• TASK REQUIREMENTS
Answer with only the number of lines below where "BTCUSD" appears.

(DATA PROVIDED)

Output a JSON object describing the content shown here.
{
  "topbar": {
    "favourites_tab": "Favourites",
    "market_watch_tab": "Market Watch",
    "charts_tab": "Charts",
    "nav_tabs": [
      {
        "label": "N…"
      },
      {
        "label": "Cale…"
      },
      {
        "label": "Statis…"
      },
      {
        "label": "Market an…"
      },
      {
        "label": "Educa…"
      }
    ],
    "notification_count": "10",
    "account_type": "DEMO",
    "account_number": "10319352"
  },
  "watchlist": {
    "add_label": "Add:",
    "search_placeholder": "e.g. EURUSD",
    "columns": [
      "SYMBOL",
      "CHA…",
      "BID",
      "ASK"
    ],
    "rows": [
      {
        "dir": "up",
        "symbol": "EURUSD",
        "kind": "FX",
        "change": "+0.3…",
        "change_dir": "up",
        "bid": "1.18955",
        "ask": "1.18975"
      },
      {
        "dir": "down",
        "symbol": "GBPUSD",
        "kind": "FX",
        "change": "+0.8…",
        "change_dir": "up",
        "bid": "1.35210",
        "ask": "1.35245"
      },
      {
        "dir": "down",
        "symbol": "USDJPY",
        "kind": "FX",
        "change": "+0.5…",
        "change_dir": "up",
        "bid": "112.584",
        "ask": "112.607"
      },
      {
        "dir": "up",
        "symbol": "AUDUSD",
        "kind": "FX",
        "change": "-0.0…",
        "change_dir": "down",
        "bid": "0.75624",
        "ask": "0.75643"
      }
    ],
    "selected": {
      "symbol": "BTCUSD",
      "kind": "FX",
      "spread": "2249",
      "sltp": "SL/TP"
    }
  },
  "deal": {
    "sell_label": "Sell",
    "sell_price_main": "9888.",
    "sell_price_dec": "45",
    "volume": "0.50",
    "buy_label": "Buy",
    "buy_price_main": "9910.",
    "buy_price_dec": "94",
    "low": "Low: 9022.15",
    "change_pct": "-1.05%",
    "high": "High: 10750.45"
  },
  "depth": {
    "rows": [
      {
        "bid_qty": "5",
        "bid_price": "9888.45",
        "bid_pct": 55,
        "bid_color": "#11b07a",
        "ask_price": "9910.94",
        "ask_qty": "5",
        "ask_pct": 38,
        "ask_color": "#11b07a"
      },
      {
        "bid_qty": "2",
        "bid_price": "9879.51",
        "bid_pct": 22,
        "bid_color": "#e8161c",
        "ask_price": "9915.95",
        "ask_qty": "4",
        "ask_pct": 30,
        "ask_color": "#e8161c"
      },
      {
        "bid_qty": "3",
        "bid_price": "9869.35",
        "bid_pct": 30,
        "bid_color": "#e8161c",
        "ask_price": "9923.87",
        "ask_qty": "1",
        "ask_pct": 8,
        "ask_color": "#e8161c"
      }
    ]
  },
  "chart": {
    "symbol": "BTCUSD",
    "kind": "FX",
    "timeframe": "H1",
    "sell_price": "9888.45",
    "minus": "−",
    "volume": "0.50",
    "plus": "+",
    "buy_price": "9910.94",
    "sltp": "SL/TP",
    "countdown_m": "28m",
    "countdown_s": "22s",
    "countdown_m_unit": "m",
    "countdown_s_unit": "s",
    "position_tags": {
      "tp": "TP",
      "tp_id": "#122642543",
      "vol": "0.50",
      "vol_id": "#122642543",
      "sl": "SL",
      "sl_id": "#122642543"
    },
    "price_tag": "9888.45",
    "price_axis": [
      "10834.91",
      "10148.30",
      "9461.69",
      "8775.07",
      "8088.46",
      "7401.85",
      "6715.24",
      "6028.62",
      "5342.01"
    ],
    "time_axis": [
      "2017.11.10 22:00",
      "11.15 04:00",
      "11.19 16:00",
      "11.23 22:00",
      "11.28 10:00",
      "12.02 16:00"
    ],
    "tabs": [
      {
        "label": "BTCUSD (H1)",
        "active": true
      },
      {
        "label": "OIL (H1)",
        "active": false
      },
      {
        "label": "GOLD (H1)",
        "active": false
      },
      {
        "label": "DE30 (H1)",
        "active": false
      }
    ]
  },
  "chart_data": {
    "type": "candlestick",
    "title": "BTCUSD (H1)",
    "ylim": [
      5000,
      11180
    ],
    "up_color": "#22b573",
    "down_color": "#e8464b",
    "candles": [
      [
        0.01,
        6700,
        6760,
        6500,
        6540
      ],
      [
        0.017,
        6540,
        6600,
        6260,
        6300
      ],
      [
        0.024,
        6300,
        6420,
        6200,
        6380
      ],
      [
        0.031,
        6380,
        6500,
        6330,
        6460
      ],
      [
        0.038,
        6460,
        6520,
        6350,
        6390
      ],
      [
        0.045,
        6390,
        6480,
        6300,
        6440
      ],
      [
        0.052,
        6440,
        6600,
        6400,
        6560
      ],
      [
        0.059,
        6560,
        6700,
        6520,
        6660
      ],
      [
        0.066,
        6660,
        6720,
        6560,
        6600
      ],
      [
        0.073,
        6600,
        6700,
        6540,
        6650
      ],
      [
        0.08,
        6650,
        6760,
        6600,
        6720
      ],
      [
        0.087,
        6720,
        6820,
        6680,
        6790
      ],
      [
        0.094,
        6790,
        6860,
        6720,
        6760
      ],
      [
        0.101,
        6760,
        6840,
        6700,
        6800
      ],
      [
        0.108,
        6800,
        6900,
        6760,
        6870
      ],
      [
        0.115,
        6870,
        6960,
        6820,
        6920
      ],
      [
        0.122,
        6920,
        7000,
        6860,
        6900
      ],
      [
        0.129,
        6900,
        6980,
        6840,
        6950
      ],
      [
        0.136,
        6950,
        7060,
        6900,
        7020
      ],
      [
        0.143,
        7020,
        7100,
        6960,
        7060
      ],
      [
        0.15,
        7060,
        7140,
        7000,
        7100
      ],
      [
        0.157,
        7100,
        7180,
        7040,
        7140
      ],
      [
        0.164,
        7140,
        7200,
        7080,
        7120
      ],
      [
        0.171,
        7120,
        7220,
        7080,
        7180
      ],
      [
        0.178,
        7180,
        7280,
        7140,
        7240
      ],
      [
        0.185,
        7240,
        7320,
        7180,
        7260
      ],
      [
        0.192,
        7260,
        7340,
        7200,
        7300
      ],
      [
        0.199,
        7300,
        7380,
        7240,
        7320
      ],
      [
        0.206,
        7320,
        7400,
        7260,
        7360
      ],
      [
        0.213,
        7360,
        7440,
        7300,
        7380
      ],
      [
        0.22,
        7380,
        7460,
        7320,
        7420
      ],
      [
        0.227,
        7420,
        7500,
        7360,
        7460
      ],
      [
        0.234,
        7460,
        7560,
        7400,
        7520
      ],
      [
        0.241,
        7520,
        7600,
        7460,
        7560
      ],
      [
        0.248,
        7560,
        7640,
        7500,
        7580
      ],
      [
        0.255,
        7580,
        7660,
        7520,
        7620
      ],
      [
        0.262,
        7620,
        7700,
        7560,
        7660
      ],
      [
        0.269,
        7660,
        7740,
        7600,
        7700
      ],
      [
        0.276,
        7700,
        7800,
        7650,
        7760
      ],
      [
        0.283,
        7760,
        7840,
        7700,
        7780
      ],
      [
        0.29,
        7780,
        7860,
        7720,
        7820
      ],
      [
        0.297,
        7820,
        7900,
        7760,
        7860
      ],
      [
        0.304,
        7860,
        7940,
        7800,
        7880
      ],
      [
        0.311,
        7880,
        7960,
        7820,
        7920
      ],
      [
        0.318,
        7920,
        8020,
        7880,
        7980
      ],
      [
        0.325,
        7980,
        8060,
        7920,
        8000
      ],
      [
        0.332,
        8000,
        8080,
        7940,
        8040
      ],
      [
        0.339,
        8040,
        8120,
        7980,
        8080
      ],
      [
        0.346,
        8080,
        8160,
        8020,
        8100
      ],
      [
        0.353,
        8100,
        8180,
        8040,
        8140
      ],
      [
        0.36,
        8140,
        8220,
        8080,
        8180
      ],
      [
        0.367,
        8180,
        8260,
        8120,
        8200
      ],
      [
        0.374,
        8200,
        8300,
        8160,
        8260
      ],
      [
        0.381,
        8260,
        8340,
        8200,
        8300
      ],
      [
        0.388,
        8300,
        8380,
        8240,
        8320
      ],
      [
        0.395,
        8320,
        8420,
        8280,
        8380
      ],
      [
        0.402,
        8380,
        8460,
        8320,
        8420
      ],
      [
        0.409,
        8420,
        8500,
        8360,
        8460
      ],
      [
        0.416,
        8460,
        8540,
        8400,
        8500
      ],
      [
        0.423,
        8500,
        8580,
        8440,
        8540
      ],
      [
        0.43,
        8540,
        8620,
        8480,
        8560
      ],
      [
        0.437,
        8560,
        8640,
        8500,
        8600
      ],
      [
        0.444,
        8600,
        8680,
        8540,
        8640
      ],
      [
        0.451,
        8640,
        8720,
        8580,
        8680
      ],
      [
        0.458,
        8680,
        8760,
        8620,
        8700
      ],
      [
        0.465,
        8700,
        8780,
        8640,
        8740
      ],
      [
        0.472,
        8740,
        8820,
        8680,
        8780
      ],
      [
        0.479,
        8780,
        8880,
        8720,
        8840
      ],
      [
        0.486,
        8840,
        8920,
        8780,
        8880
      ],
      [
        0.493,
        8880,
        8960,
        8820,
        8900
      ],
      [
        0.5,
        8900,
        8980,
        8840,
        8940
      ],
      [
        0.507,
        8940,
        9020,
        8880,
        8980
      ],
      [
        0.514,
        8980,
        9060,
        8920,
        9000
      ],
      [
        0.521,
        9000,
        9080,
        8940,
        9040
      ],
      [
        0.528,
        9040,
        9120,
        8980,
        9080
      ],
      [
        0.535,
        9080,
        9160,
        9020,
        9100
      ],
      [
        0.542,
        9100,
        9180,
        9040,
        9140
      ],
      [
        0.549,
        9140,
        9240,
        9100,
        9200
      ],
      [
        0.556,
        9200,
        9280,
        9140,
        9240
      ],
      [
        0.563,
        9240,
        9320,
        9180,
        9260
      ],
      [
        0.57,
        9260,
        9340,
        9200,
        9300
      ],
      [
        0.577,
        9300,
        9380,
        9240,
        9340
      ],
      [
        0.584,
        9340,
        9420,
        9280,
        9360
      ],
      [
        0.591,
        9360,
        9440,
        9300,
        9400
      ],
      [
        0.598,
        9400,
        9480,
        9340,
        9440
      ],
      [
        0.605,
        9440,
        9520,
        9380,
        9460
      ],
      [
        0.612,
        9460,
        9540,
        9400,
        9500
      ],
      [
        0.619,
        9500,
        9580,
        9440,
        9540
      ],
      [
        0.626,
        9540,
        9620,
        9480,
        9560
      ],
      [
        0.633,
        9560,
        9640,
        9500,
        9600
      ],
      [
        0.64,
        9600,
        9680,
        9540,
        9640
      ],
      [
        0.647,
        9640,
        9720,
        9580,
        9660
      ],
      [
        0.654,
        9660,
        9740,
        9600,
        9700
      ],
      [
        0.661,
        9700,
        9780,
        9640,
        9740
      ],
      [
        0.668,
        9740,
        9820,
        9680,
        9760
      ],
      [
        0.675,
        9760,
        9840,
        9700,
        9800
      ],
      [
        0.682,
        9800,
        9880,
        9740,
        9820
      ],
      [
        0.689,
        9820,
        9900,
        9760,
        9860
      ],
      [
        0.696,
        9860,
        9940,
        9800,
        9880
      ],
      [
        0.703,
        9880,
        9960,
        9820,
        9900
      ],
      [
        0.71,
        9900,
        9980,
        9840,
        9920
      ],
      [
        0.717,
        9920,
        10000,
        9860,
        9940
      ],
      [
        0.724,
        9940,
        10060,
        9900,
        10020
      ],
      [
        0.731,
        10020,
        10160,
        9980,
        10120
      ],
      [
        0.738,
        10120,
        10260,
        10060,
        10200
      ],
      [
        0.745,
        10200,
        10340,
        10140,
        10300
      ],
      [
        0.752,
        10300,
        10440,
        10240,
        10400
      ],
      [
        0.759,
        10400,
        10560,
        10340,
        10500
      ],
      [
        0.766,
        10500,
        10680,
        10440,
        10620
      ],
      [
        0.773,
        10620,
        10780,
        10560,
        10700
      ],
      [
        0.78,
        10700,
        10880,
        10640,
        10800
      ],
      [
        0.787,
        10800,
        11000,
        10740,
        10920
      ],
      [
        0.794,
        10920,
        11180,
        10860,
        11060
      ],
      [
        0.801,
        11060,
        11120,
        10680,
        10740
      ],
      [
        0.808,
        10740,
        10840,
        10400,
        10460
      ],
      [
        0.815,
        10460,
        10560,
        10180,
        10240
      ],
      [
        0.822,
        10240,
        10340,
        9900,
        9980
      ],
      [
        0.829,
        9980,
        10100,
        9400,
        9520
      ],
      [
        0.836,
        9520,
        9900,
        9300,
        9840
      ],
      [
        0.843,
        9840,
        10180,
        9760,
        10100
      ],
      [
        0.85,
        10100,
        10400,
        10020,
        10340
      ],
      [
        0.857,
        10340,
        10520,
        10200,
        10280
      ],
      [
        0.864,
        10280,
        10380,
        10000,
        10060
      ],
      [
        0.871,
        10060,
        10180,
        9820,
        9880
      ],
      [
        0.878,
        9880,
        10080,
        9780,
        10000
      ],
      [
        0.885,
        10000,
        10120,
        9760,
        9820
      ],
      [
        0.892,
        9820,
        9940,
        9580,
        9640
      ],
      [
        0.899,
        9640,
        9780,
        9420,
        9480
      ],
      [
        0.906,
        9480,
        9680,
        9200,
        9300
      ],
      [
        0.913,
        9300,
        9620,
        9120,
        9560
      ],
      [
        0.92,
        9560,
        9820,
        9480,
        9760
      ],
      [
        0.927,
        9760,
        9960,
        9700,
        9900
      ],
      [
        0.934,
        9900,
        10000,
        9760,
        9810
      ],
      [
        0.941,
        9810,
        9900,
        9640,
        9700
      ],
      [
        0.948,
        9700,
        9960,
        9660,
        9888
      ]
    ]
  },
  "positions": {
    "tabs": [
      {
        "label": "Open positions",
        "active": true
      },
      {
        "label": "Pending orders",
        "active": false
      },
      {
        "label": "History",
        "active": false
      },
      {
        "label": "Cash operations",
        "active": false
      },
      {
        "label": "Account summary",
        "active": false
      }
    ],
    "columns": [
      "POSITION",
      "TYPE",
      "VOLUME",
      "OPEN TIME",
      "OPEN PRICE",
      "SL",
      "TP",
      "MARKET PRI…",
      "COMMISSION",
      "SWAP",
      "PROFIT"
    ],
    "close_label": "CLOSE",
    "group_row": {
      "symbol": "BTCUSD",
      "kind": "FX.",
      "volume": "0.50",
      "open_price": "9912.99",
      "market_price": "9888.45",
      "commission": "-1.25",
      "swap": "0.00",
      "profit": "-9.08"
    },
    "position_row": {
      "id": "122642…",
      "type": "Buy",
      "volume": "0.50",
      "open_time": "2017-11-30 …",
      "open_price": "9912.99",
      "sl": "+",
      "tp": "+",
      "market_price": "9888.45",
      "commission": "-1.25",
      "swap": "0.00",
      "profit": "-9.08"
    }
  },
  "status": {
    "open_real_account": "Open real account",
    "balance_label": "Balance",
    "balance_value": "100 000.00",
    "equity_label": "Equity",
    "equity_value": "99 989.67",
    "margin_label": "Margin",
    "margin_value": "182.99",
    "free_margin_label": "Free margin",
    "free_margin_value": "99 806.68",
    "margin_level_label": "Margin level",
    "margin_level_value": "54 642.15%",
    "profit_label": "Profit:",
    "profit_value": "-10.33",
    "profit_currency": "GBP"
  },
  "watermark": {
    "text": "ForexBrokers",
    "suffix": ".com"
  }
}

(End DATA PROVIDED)
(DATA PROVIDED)

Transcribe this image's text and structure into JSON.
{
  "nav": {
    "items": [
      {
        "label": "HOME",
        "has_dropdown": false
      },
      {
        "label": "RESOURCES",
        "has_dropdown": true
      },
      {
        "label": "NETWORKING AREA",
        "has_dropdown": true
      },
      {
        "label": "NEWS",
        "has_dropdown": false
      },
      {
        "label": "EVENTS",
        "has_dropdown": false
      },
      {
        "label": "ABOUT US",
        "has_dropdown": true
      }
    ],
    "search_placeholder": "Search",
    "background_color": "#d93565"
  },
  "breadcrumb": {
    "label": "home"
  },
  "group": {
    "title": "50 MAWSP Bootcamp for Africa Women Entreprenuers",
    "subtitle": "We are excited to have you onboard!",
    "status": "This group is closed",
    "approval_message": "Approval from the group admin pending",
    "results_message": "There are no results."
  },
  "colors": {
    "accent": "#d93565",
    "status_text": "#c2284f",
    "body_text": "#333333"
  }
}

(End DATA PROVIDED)

• RESULT OF THE TASK
5